- Software name: appdown
- Software type: Microsoft Framwork
- size: 643MB
But she returned the next moment accompanying the cavalier, who was laughing heartily, and whom I recognized for my brother. His dress so altered him he seemed a different person. He was in the best humor possible. I am come to bid you farewell once more, my dear sister, said he; and as I know the friendship you have for me, I will not keep you ignorant of my designs. I go, and do not come back. I can not endure the usage I suffer. My patience is driven to an end. It is a favorable79 opportunity for flinging off that odious yoke. I will glide out of Dresden and get across to England, where, I do not doubt, I shall work out your deliverance too, when I am got thither. So I beg you calm yourself. We shall soon meet again in places where joy shall succeed our tears, and where we shall have the happiness to see ourselves in peace, and free from these persecutions.Voltaire made himself very merry over the dying scene of Maupertuis. There was never another man who could throw so much poison into a sneer as Voltaire. It is probable that the conversion of Maupertuis somewhat troubled his conscience as the unhappy scorner looked forward to his own dying hour, which could not be far distant. He never alluded to Maupertuis without indulging in a strain of bitter mockery in view of his death as a penitent. Even the king, unbeliever as he was in religion or in the existence of a God, was disgusted with the malignity displayed by Voltaire. In reply to one of Voltaires envenomed assaults the king wrote:

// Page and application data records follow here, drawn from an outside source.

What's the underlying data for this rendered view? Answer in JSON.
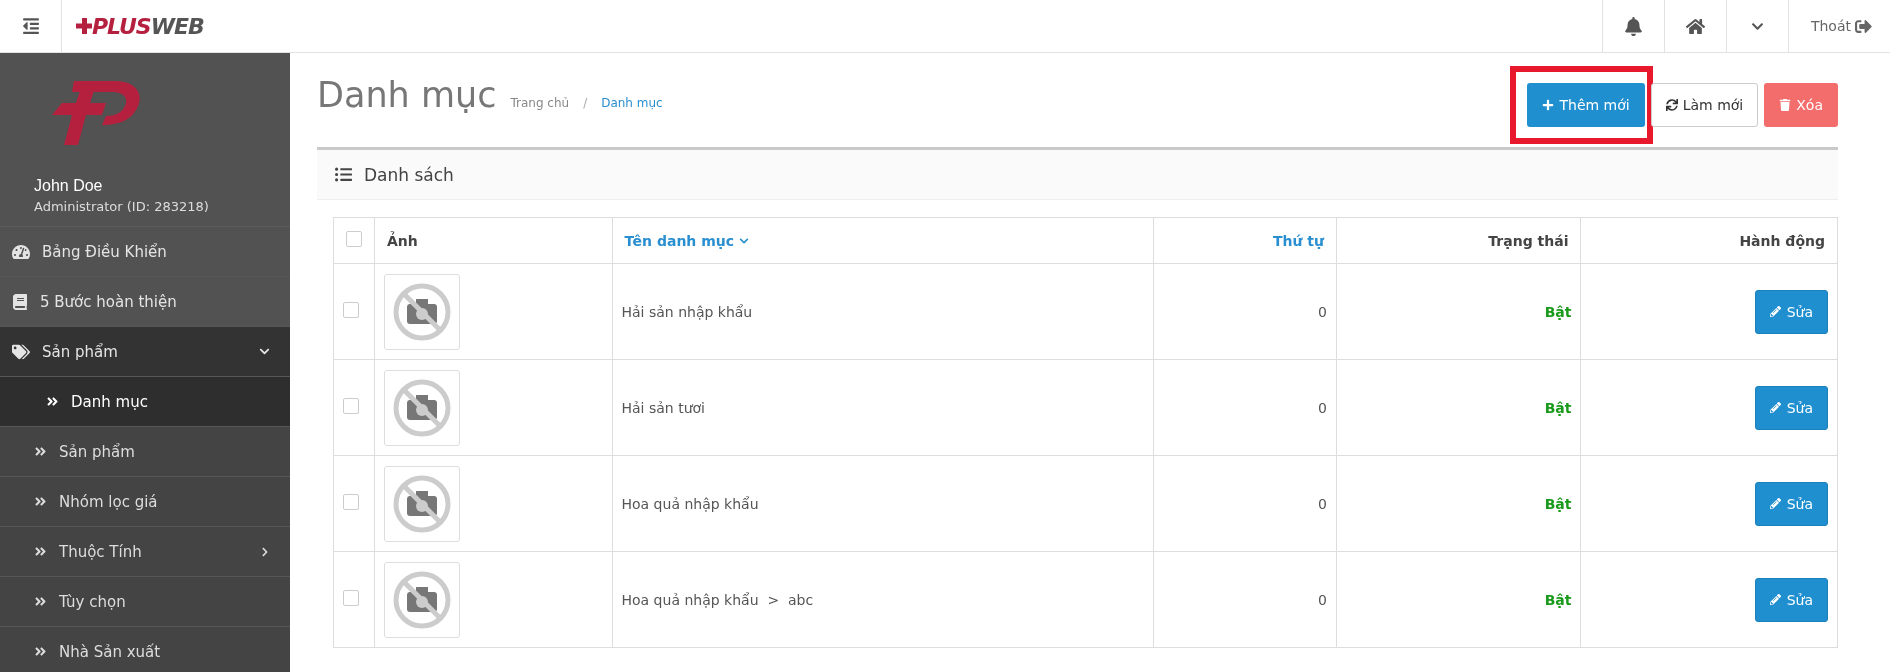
{
  "topbar": {
    "logo": {
      "red": "PLUS",
      "gray": "WEB"
    },
    "logout": "Thoát"
  },
  "sidebar": {
    "user": {
      "name": "John Doe",
      "role": "Administrator (ID: 283218)"
    },
    "items": [
      {
        "kind": "gauge",
        "label": "Bảng Điều Khiển",
        "selected": false,
        "expanded": false
      },
      {
        "kind": "book",
        "label": "5 Bước hoàn thiện",
        "selected": false,
        "expanded": false
      },
      {
        "kind": "tags",
        "label": "Sản phẩm",
        "selected": false,
        "expanded": true,
        "children": [
          {
            "label": "Danh mục",
            "selected": true,
            "has_children": false
          },
          {
            "label": "Sản phẩm",
            "selected": false,
            "has_children": false
          },
          {
            "label": "Nhóm lọc giá",
            "selected": false,
            "has_children": false
          },
          {
            "label": "Thuộc Tính",
            "selected": false,
            "has_children": true
          },
          {
            "label": "Tùy chọn",
            "selected": false,
            "has_children": false
          },
          {
            "label": "Nhà Sản xuất",
            "selected": false,
            "has_children": false
          }
        ]
      }
    ]
  },
  "page": {
    "title": "Danh mục",
    "breadcrumb": [
      {
        "label": "Trang chủ",
        "selected": false
      },
      {
        "label": "Danh mục",
        "selected": true
      }
    ],
    "breadcrumb_separator": "/",
    "actions": [
      {
        "kind": "add",
        "label": "Thêm mới",
        "highlighted": true
      },
      {
        "kind": "refresh",
        "label": "Làm mới",
        "highlighted": false
      },
      {
        "kind": "delete",
        "label": "Xóa",
        "highlighted": false
      }
    ]
  },
  "panel": {
    "title": "Danh sách",
    "table": {
      "select_all_checked": false,
      "columns": [
        {
          "label": "Ảnh",
          "sortable": false,
          "sorted": false
        },
        {
          "label": "Tên danh mục",
          "sortable": true,
          "sorted": true
        },
        {
          "label": "Thứ tự",
          "sortable": true,
          "sorted": false
        },
        {
          "label": "Trạng thái",
          "sortable": false,
          "sorted": false
        },
        {
          "label": "Hành động",
          "sortable": false,
          "sorted": false
        }
      ],
      "rows": [
        {
          "checked": false,
          "name": "Hải sản nhập khẩu",
          "order": "0",
          "status": "Bật",
          "action": "Sửa"
        },
        {
          "checked": false,
          "name": "Hải sản tươi",
          "order": "0",
          "status": "Bật",
          "action": "Sửa"
        },
        {
          "checked": false,
          "name": "Hoa quả nhập khẩu",
          "order": "0",
          "status": "Bật",
          "action": "Sửa"
        },
        {
          "checked": false,
          "name": "Hoa quả nhập khẩu  >  abc",
          "order": "0",
          "status": "Bật",
          "action": "Sửa"
        }
      ]
    }
  }
}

Robespierre is dead! Notre Dame de ThermidorEnd of the TerrorThe prisons openDecline of Talliens powerBarrasNapoleonNotre Dame de Septembre!M. OuvrardSeparates from TallienHe goes to EgyptConsul in SpainDies in ParisTrzia stays in ParisIngratitude of some she had savedMarries the Prince de ChimayConclusion.
The king having breathed his last, Frederick, in tears, retired to a private room, there to reflect upon the sad receding past, and upon the opening future, with the vast responsibilities thus suddenly thrown upon him. He was now King of Prussia; and not only absolute master of himself, but absolute monarch over a realm containing two millions two hundred and forty thousand souls. He was restrained by no Parliament, no Constitution, no customs or laws superior to his own resolves. He could take advice of others, and call energetic men to his aid, but his will alone was sovereign.